Fujiwara Teika (1162-1241) was a Japanese poet and literary theorist of the late Heian and early Kamakura period. He ranks among the greatest poets in the history of Japanese literature. Teika is best known for verse of haunting beauty and rich symbolism. His ideal of Yoen (ethereal beauty) was a unique contribution to the poetic tradition of Japan.
All of these featured poems are taken from Fujiwara Teika's "Superior Poems of Our Time", translated by Robert H. Brower and Earl Miner, a thirteenth century collection of Japanese poetry. The work consists of a short critical essay by Teika and a carefully arranged sequence of eighty-three poems by other hands. His essay discusses the state of poetry in the early thirteenth century and offers advice and standards for aspiring poets; the sequence of poems teaches the same standards by example.

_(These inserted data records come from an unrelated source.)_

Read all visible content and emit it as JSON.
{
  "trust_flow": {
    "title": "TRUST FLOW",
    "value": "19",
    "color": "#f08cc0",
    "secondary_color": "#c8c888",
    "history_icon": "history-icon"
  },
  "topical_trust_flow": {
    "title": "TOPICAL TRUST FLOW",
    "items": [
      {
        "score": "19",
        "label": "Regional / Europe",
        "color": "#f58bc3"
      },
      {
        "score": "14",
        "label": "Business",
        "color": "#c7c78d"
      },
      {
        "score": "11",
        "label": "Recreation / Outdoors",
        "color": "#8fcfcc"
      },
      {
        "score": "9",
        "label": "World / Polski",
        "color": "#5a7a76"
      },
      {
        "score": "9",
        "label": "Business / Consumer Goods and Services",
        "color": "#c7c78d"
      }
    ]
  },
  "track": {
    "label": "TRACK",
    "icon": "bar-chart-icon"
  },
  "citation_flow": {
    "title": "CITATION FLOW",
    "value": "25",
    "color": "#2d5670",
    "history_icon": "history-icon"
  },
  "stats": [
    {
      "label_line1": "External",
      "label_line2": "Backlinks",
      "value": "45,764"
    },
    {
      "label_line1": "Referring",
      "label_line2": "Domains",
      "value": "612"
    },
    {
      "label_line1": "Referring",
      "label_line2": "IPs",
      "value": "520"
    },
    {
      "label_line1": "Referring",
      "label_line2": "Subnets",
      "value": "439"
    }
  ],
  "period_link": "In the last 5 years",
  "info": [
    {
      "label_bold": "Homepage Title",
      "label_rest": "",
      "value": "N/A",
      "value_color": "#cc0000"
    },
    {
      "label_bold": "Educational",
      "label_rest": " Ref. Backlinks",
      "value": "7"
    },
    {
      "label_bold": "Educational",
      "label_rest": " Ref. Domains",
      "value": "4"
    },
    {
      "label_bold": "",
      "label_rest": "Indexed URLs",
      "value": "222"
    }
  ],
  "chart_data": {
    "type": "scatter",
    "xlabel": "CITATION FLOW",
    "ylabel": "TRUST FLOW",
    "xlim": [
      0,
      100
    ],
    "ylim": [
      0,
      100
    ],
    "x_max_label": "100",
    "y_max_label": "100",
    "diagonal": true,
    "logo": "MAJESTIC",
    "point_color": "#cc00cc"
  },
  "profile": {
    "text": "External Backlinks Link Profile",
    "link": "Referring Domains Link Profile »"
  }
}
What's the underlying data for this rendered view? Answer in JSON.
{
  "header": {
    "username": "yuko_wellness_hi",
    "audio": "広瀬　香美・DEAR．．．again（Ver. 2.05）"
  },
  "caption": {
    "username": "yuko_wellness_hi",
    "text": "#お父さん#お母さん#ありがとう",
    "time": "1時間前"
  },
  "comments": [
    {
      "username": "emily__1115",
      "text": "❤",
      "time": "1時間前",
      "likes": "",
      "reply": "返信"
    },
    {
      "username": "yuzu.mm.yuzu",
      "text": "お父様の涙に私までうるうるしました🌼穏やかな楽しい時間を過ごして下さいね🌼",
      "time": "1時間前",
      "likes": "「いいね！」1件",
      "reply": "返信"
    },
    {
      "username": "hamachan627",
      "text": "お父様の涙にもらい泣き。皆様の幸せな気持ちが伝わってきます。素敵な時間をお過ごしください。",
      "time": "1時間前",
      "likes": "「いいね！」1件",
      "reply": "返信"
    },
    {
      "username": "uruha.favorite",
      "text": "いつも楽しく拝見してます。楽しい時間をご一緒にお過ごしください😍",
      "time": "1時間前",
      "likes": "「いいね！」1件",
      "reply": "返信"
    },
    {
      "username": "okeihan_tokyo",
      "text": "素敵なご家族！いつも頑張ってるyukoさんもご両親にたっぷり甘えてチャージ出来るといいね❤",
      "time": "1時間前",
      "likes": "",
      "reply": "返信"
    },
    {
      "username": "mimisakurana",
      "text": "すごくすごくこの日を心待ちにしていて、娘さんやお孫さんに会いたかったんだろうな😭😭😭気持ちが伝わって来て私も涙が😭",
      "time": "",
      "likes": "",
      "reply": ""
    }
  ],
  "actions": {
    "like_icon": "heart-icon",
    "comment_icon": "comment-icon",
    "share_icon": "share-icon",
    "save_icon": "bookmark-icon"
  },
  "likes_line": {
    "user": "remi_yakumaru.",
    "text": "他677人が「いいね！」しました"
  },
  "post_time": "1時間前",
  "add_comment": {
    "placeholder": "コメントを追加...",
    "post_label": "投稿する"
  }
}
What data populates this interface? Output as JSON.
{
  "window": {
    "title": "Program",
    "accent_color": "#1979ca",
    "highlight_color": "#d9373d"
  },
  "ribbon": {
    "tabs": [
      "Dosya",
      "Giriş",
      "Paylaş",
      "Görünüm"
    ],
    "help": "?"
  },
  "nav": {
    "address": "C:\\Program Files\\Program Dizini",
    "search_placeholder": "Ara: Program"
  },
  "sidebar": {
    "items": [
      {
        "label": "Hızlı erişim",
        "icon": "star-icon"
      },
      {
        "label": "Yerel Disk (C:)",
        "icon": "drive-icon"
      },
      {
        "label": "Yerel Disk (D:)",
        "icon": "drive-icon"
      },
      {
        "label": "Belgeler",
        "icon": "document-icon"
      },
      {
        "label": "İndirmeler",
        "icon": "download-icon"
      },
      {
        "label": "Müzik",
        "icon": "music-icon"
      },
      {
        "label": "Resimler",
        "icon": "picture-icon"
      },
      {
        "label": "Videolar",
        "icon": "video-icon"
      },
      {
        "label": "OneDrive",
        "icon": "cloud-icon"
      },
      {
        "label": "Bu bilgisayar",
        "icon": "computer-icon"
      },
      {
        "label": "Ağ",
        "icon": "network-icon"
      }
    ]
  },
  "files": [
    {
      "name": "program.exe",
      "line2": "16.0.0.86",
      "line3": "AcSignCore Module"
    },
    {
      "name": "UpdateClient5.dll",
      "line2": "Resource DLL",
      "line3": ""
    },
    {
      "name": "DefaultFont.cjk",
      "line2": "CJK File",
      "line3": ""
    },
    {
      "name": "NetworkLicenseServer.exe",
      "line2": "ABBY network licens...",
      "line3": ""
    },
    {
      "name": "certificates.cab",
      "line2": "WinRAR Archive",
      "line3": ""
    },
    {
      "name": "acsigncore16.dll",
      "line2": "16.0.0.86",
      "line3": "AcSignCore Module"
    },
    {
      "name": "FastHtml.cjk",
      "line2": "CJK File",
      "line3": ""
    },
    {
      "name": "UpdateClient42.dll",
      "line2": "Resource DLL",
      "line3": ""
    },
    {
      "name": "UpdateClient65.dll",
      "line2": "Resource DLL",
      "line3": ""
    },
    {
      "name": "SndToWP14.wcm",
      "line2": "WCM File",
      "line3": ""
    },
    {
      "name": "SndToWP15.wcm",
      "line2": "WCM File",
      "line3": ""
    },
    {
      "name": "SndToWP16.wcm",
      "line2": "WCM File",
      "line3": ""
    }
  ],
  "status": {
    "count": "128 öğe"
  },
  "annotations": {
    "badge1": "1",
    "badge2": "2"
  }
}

Despite the title, the poems are taken from the full range of Japanese poetry to Teika's time, with emphasis on the preceding three centuries. Perhaps the most striking characteristic of the sequence is its unique construction. As the translators demonstrate in their introduction and commentary, the poems are linked by subtle techniques of association and progression into a unified whole that can be read as a single long poem of more than 400 lines.
Fujiwara Teika is featured in Sanbusaku 1 三部作